1. I can live on very little money

There was a time at the beginning of the pandemic where my short-term financial future seemed uncertain. I’m grateful that this uncertainty was short-lived and that 2020 turned out to be a good year for me financially. Yet I’m also glad for this uncertainty because it led to a deeper understanding of the place of money in my life.

During this period I decided to cut my spending back. I was forced to reflect on my financial situation and this process eventually led to an awareness of just how little money I can lead a happy life on. My current spending is around 40% lower than what it was at the start of the year, whilst at the same time I’ve experienced a clear positive shift in my day-to-day fulfilment.

Of course correlation does not imply causation. Yet, it’s illuminating to see how much I can enjoy myself through non-material means.
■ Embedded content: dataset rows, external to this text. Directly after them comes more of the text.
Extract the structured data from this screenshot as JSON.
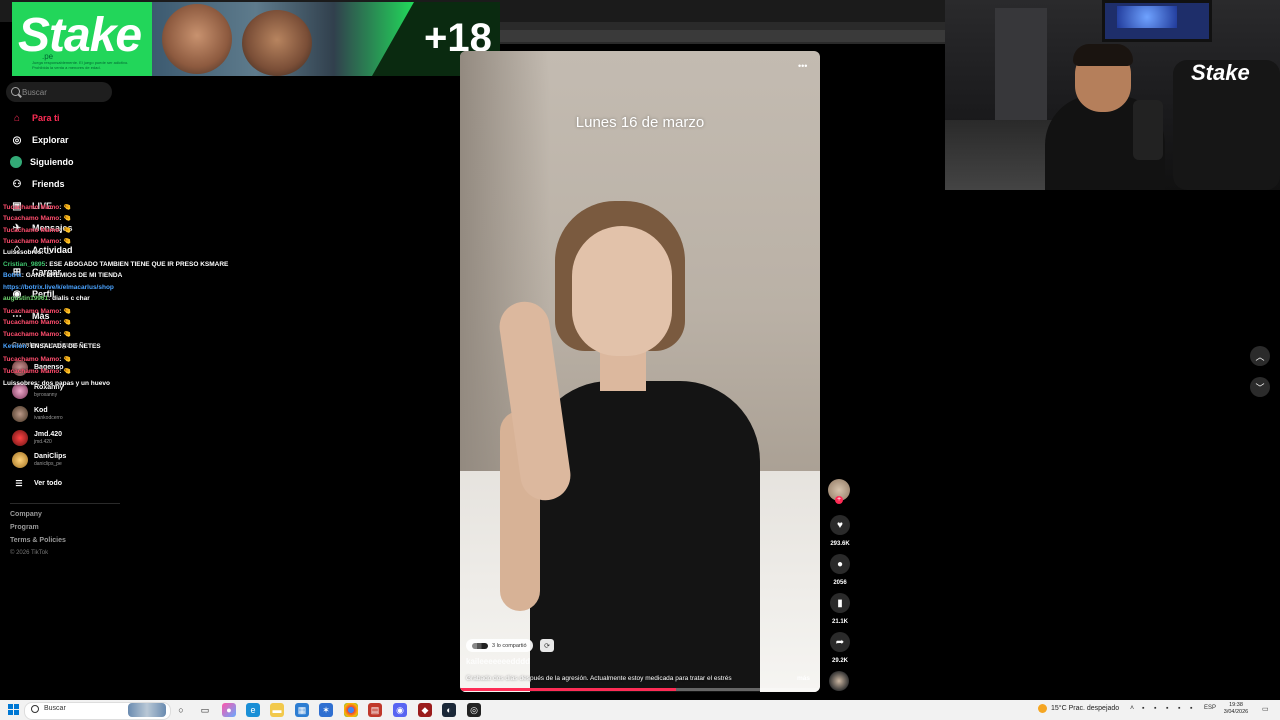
{
  "banner": {
    "logo": "Stake",
    "sub": ".pe",
    "age": "+18",
    "fineprint": "Juega responsablemente. El juego puede ser adictivo. Prohibida la venta a menores de edad."
  },
  "sidebar": {
    "search_placeholder": "Buscar",
    "nav": [
      {
        "label": "Para ti",
        "icon": "home-icon"
      },
      {
        "label": "Explorar",
        "icon": "compass-icon"
      },
      {
        "label": "Siguiendo",
        "icon": "following-icon"
      },
      {
        "label": "Friends",
        "icon": "friends-icon"
      },
      {
        "label": "LIVE",
        "icon": "live-icon"
      },
      {
        "label": "Mensajes",
        "icon": "message-icon"
      },
      {
        "label": "Actividad",
        "icon": "activity-icon"
      },
      {
        "label": "Cargar",
        "icon": "upload-icon"
      },
      {
        "label": "Perfil",
        "icon": "profile-icon"
      },
      {
        "label": "Más",
        "icon": "more-icon"
      }
    ],
    "following_title": "Cuentas que sigues",
    "following": [
      {
        "name": "Bagenso",
        "handle": ""
      },
      {
        "name": "Roxanny",
        "handle": "byroxanny"
      },
      {
        "name": "Kod",
        "handle": "ivankodcerro"
      },
      {
        "name": "Jmd.420",
        "handle": "jmd.420"
      },
      {
        "name": "DaniClips",
        "handle": "daniclips_pe"
      }
    ],
    "see_all": "Ver todo",
    "footer_links": [
      "Company",
      "Program",
      "Terms & Policies"
    ],
    "copyright": "© 2026 TikTok"
  },
  "chat": [
    {
      "user": "Tucachamo Mamo",
      "msg": ": 🤏",
      "color": "#ff4d6d"
    },
    {
      "user": "Tucachamo Mamo",
      "msg": ": 🤏",
      "color": "#ff4d6d"
    },
    {
      "user": "Tucachamo Mamo",
      "msg": ": 🤏",
      "color": "#ff4d6d"
    },
    {
      "user": "Tucachamo Mamo",
      "msg": ": 🤏",
      "color": "#ff4d6d"
    },
    {
      "user": "Luisssobres",
      "msg": ": ...",
      "color": "#ffffff"
    },
    {
      "user": "Cristian_9895",
      "msg": ": ESE ABOGADO TAMBIEN TIENE QUE IR PRESO KSMARE",
      "color": "#3ec46d"
    },
    {
      "user": "Botrix",
      "msg": ": GANA PREMIOS DE MI TIENDA",
      "color": "#4aa3ff"
    },
    {
      "user": "https://botrix.live/k/elmacarlus/shop",
      "msg": "",
      "color": "#4aa3ff"
    },
    {
      "user": "augustin19961",
      "msg": ": dialis c char",
      "color": "#6fd36f"
    },
    {
      "user": "Tucachamo Mamo",
      "msg": ": 🤏",
      "color": "#ff4d6d"
    },
    {
      "user": "Tucachamo Mamo",
      "msg": ": 🤏",
      "color": "#ff4d6d"
    },
    {
      "user": "Tucachamo Mamo",
      "msg": ": 🤏",
      "color": "#ff4d6d"
    },
    {
      "user": "Kevilon",
      "msg": ": ENSALADA DE ÑETES",
      "color": "#4aa3ff"
    },
    {
      "user": "Tucachamo Mamo",
      "msg": ": 🤏",
      "color": "#ff4d6d"
    },
    {
      "user": "Tucachamo Mamo",
      "msg": ": 🤏",
      "color": "#ff4d6d"
    },
    {
      "user": "Luissobres",
      "msg": ": dos papas y un huevo",
      "color": "#ffffff"
    }
  ],
  "video": {
    "date_text": "Lunes 16 de marzo",
    "shared_text": "3 lo compartió",
    "author": "kaileeeeeeedddd",
    "caption": "Grabado dos días después de la agresión. Actualmente estoy medicada para tratar el estrés",
    "more": "más",
    "progress": 0.6
  },
  "rail": {
    "likes": "293.6K",
    "comments": "2056",
    "saves": "21.1K",
    "shares": "29.2K"
  },
  "webcam": {
    "overlay_logo": "Stake"
  },
  "taskbar": {
    "search_placeholder": "Buscar",
    "weather": "15°C  Prac. despejado",
    "lang": "ESP",
    "time": "19:38",
    "date": "3/04/2026"
  }
}
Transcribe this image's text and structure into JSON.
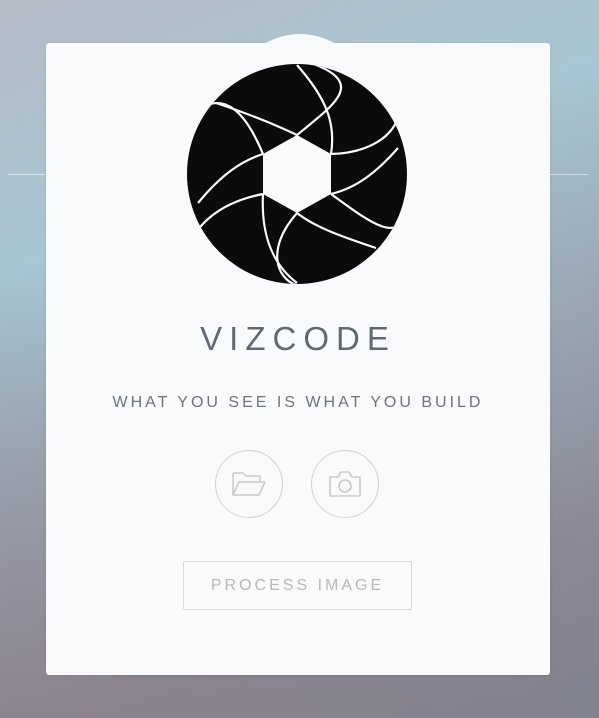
{
  "app": {
    "name": "VIZCODE",
    "tagline": "WHAT YOU SEE IS WHAT YOU BUILD"
  },
  "icons": {
    "logo": "camera-aperture-icon",
    "open": "folder-open-icon",
    "camera": "camera-icon"
  },
  "actions": {
    "process_label": "PROCESS IMAGE"
  },
  "colors": {
    "logo": "#0b0b0c",
    "text": "#616a74",
    "muted": "#b5babe",
    "card": "#f9fafb"
  }
}
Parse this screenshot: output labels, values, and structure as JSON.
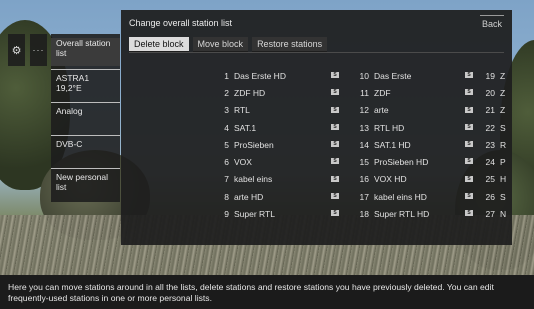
{
  "dialog": {
    "title": "Change overall station list",
    "back_label": "Back",
    "tabs": [
      {
        "label": "Delete block",
        "active": true
      },
      {
        "label": "Move block",
        "active": false
      },
      {
        "label": "Restore stations",
        "active": false
      }
    ]
  },
  "quick_icons": [
    {
      "icon": "gear-icon",
      "glyph": "⚙"
    },
    {
      "icon": "more-icon",
      "glyph": "···"
    }
  ],
  "sidebar": {
    "items": [
      {
        "label": "Overall station list",
        "active": true
      },
      {
        "label": "ASTRA1 19,2°E",
        "active": false
      },
      {
        "label": "Analog",
        "active": false
      },
      {
        "label": "DVB-C",
        "active": false
      },
      {
        "label": "New personal list",
        "active": false
      }
    ]
  },
  "stations": {
    "badge_text": "S",
    "col1": [
      {
        "num": "1",
        "name": "Das Erste HD"
      },
      {
        "num": "2",
        "name": "ZDF HD"
      },
      {
        "num": "3",
        "name": "RTL"
      },
      {
        "num": "4",
        "name": "SAT.1"
      },
      {
        "num": "5",
        "name": "ProSieben"
      },
      {
        "num": "6",
        "name": "VOX"
      },
      {
        "num": "7",
        "name": "kabel eins"
      },
      {
        "num": "8",
        "name": "arte HD"
      },
      {
        "num": "9",
        "name": "Super RTL"
      }
    ],
    "col2": [
      {
        "num": "10",
        "name": "Das Erste"
      },
      {
        "num": "11",
        "name": "ZDF"
      },
      {
        "num": "12",
        "name": "arte"
      },
      {
        "num": "13",
        "name": "RTL HD"
      },
      {
        "num": "14",
        "name": "SAT.1 HD"
      },
      {
        "num": "15",
        "name": "ProSieben HD"
      },
      {
        "num": "16",
        "name": "VOX HD"
      },
      {
        "num": "17",
        "name": "kabel eins HD"
      },
      {
        "num": "18",
        "name": "Super RTL HD"
      }
    ],
    "col3": [
      {
        "num": "19",
        "name": "Z"
      },
      {
        "num": "20",
        "name": "Z"
      },
      {
        "num": "21",
        "name": "Z"
      },
      {
        "num": "22",
        "name": "S"
      },
      {
        "num": "23",
        "name": "R"
      },
      {
        "num": "24",
        "name": "P"
      },
      {
        "num": "25",
        "name": "H"
      },
      {
        "num": "26",
        "name": "S"
      },
      {
        "num": "27",
        "name": "N"
      }
    ]
  },
  "info_text": "Here you can move stations around in all the lists, delete stations and restore stations you have previously deleted. You can edit frequently-used stations in one or more personal lists.",
  "colors": {
    "panel_bg": "#1e1e1e",
    "active_tab_bg": "#dcdcdc",
    "text": "#e2e2e2"
  }
}
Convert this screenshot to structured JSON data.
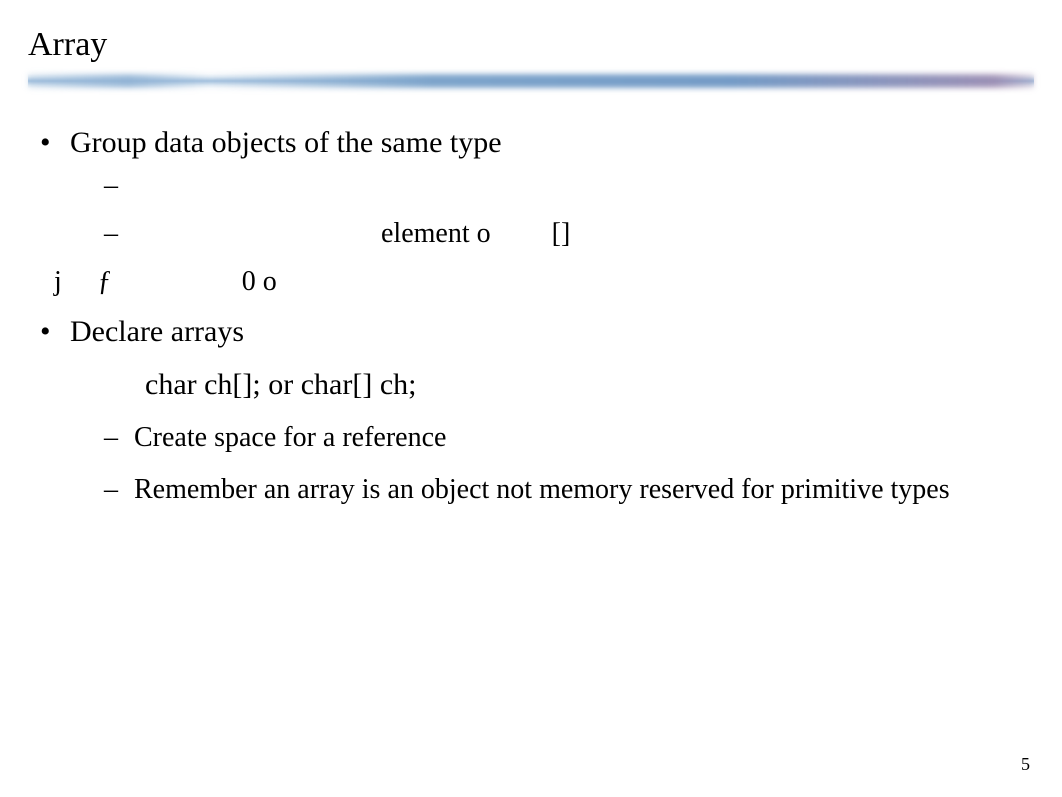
{
  "slide": {
    "title": "Array",
    "bullets": [
      {
        "text": "Group data objects of the same type",
        "sub_dashes": [
          "",
          {
            "element_label": "element o",
            "bracket_label": "[]"
          }
        ],
        "stray_line": {
          "a": "j",
          "b": "ƒ",
          "c": "0 o"
        }
      },
      {
        "text": "Declare arrays",
        "code": "char ch[]; or char[] ch;",
        "sub_dashes_text": [
          "Create space for a reference",
          "Remember an array is an object not memory reserved for primitive types"
        ]
      }
    ],
    "page_number": "5"
  }
}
There’s a freedom that comes with this awareness. Knowing how little I can live on has given me the courage to pursue big life decisions with much less emphasis on how they will impact me financially. Of course this concern will never disappear, but it feels like there’s much more room for exploration and experimentation.

One form this exploration has taken is online education, a pursuit that’s brought me pure joy recently. Yet the long list of courses on my wish list requires financial resource. Knowing how little I could live on opened up the possibilities of what I could take on. And because I’m deriving so much meaning from learning right now, it doesn’t even feel like a sacrifice.

In fact, it’s turned into a game for me. A sort of via negativa. Suddenly the superfluous has become obvious. I’ve said goodbye to fabric softener, cotton buds, shampoo and shower gel. Intermittent fasting is easier when I know I’m saving money on an extra meal. This way of life might appear harsh but knowing that the precious life energy tied up in my money is going to the evolution of my being brings me nothing but satisfaction.

2. Time off is essential for insights and breakthroughs

In life, we need both orientation and speed. Orientation without speed gets us nowhere. Speed without orientation gets us to all the wrong places. The latter case is even worse because once we’ve built up speed it becomes much harder to change course. Inertia and the sunk cost fallacy sets in, making a change of direction that much more emotionally laborious.

It’s become clear to me that building speed and finding orientation are orthogonal pursuits. They cannot happen at the same time because they require different ways of approaching reality.

Execution is about getting your head down, blocking out distractions and obsessively pushing towards your destination. In a certain sense, you’re closing yourself off to the world.

Wayfinding is about opening up to the world. It is exploration without needing to get anywhere. It is a receptive and connected attitude towards life where you cast assumptions aside and become open to serendipity.

In 2020 I started taking wayfinding more seriously. I started the year by taking a month’s sabbatical. This was a time of unashamed following of my desires. I got to spend uninterrupted hours reflecting on who I was and what made me tick. By the end of it, I was clear on the work I wanted to keep doing, and more importantly on what I wanted to let go of.

What I discovered as the year went on is that these quiet moments of heightened clarity worked in a fractal manner. I didn’t need to take a month off. Something as simple as leaving my headphones behind when going for a walk opened up the space during my days for insights to strike.

These insights constantly shifted the direction of my work, often allowing me to clear the entire contents of my todo list by recognising an unusual but much shorter path to my objective. This has happened so often that it’s become obvious just how limited the always on, always striving approach is.

Even though my intellect would never recognise it, there’s a higher intelligence I can tap into. This intelligence is where insight comes from. The bad news is I can’t control it. The good news is that by relaxing, playing and connecting with others I increase the likelihood of it gracing me with its presence.

This might feel too good to be true but time and again I’ve experienced that time off is not the enemy of my goals, it’s where they are dreamed up in the first place.